- **WORK TASK**: Return each entry exactly, so that nothing in the data differs from the original.

═══

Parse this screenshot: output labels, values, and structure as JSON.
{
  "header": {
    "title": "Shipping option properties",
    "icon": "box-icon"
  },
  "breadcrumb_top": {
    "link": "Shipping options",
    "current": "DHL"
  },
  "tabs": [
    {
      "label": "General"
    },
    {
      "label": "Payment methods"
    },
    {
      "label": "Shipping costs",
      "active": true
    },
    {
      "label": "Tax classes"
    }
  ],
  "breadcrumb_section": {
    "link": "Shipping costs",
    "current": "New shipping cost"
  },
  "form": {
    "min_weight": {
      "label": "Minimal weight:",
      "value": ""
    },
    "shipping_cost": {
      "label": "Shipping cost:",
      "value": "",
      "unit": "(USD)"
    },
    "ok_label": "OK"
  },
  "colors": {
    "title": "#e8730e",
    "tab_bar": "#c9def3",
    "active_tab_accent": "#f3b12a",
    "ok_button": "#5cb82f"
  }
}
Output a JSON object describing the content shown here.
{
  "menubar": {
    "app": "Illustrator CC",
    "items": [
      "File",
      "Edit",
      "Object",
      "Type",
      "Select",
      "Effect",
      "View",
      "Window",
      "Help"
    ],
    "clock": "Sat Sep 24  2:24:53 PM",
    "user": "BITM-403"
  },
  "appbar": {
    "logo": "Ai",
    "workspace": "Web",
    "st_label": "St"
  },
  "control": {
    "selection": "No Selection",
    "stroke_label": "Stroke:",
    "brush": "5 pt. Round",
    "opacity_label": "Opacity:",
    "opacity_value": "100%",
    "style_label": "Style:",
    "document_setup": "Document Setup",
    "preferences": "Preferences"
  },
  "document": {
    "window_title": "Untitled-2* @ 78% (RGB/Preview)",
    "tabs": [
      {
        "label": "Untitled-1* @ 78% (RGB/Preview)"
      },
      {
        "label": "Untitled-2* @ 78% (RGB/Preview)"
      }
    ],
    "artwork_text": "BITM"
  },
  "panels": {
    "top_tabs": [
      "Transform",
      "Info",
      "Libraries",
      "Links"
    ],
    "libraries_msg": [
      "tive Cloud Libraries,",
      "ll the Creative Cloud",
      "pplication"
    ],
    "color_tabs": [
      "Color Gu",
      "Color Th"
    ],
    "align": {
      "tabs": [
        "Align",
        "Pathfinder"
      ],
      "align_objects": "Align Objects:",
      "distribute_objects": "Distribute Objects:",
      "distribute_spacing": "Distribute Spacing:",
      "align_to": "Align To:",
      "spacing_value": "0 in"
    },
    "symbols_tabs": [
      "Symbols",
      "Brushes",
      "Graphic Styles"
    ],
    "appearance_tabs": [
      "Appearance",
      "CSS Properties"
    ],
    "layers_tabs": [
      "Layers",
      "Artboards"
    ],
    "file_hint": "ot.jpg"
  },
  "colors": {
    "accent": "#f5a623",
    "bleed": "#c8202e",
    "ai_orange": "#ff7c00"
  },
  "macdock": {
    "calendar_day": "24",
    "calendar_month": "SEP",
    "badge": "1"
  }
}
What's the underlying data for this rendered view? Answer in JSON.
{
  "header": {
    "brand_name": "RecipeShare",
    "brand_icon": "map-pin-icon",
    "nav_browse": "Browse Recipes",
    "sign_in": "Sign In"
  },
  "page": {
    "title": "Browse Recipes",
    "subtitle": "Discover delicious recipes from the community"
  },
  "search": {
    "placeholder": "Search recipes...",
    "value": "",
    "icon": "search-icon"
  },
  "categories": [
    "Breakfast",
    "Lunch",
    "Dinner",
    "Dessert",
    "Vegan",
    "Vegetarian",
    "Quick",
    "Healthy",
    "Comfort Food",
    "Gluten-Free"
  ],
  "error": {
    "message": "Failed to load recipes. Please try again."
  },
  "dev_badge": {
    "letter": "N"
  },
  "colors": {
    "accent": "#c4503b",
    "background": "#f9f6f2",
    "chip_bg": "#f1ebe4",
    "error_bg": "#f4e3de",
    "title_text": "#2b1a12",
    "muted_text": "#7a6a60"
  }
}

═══

- **OUTPUT OF THE EXERCISE**:
Parse this screenshot: output labels, values, and structure as JSON.
{
  "header": {
    "title": "Shipping option properties",
    "icon": "box-icon"
  },
  "breadcrumb_top": {
    "link": "Shipping options",
    "current": "DHL"
  },
  "tabs": [
    {
      "label": "General"
    },
    {
      "label": "Payment methods"
    },
    {
      "label": "Shipping costs",
      "active": true
    },
    {
      "label": "Tax classes"
    }
  ],
  "breadcrumb_section": {
    "link": "Shipping costs",
    "current": "New shipping cost"
  },
  "form": {
    "min_weight": {
      "label": "Minimal weight:",
      "value": ""
    },
    "shipping_cost": {
      "label": "Shipping cost:",
      "value": "",
      "unit": "(USD)"
    },
    "ok_label": "OK"
  },
  "colors": {
    "title": "#e8730e",
    "tab_bar": "#c9def3",
    "active_tab_accent": "#f3b12a",
    "ok_button": "#5cb82f"
  }
}
Output a JSON object describing the content shown here.
{
  "menubar": {
    "app": "Illustrator CC",
    "items": [
      "File",
      "Edit",
      "Object",
      "Type",
      "Select",
      "Effect",
      "View",
      "Window",
      "Help"
    ],
    "clock": "Sat Sep 24  2:24:53 PM",
    "user": "BITM-403"
  },
  "appbar": {
    "logo": "Ai",
    "workspace": "Web",
    "st_label": "St"
  },
  "control": {
    "selection": "No Selection",
    "stroke_label": "Stroke:",
    "brush": "5 pt. Round",
    "opacity_label": "Opacity:",
    "opacity_value": "100%",
    "style_label": "Style:",
    "document_setup": "Document Setup",
    "preferences": "Preferences"
  },
  "document": {
    "window_title": "Untitled-2* @ 78% (RGB/Preview)",
    "tabs": [
      {
        "label": "Untitled-1* @ 78% (RGB/Preview)"
      },
      {
        "label": "Untitled-2* @ 78% (RGB/Preview)"
      }
    ],
    "artwork_text": "BITM"
  },
  "panels": {
    "top_tabs": [
      "Transform",
      "Info",
      "Libraries",
      "Links"
    ],
    "libraries_msg": [
      "tive Cloud Libraries,",
      "ll the Creative Cloud",
      "pplication"
    ],
    "color_tabs": [
      "Color Gu",
      "Color Th"
    ],
    "align": {
      "tabs": [
        "Align",
        "Pathfinder"
      ],
      "align_objects": "Align Objects:",
      "distribute_objects": "Distribute Objects:",
      "distribute_spacing": "Distribute Spacing:",
      "align_to": "Align To:",
      "spacing_value": "0 in"
    },
    "symbols_tabs": [
      "Symbols",
      "Brushes",
      "Graphic Styles"
    ],
    "appearance_tabs": [
      "Appearance",
      "CSS Properties"
    ],
    "layers_tabs": [
      "Layers",
      "Artboards"
    ],
    "file_hint": "ot.jpg"
  },
  "colors": {
    "accent": "#f5a623",
    "bleed": "#c8202e",
    "ai_orange": "#ff7c00"
  },
  "macdock": {
    "calendar_day": "24",
    "calendar_month": "SEP",
    "badge": "1"
  }
}
What's the underlying data for this rendered view? Answer in JSON.
{
  "header": {
    "brand_name": "RecipeShare",
    "brand_icon": "map-pin-icon",
    "nav_browse": "Browse Recipes",
    "sign_in": "Sign In"
  },
  "page": {
    "title": "Browse Recipes",
    "subtitle": "Discover delicious recipes from the community"
  },
  "search": {
    "placeholder": "Search recipes...",
    "value": "",
    "icon": "search-icon"
  },
  "categories": [
    "Breakfast",
    "Lunch",
    "Dinner",
    "Dessert",
    "Vegan",
    "Vegetarian",
    "Quick",
    "Healthy",
    "Comfort Food",
    "Gluten-Free"
  ],
  "error": {
    "message": "Failed to load recipes. Please try again."
  },
  "dev_badge": {
    "letter": "N"
  },
  "colors": {
    "accent": "#c4503b",
    "background": "#f9f6f2",
    "chip_bg": "#f1ebe4",
    "error_bg": "#f4e3de",
    "title_text": "#2b1a12",
    "muted_text": "#7a6a60"
  }
}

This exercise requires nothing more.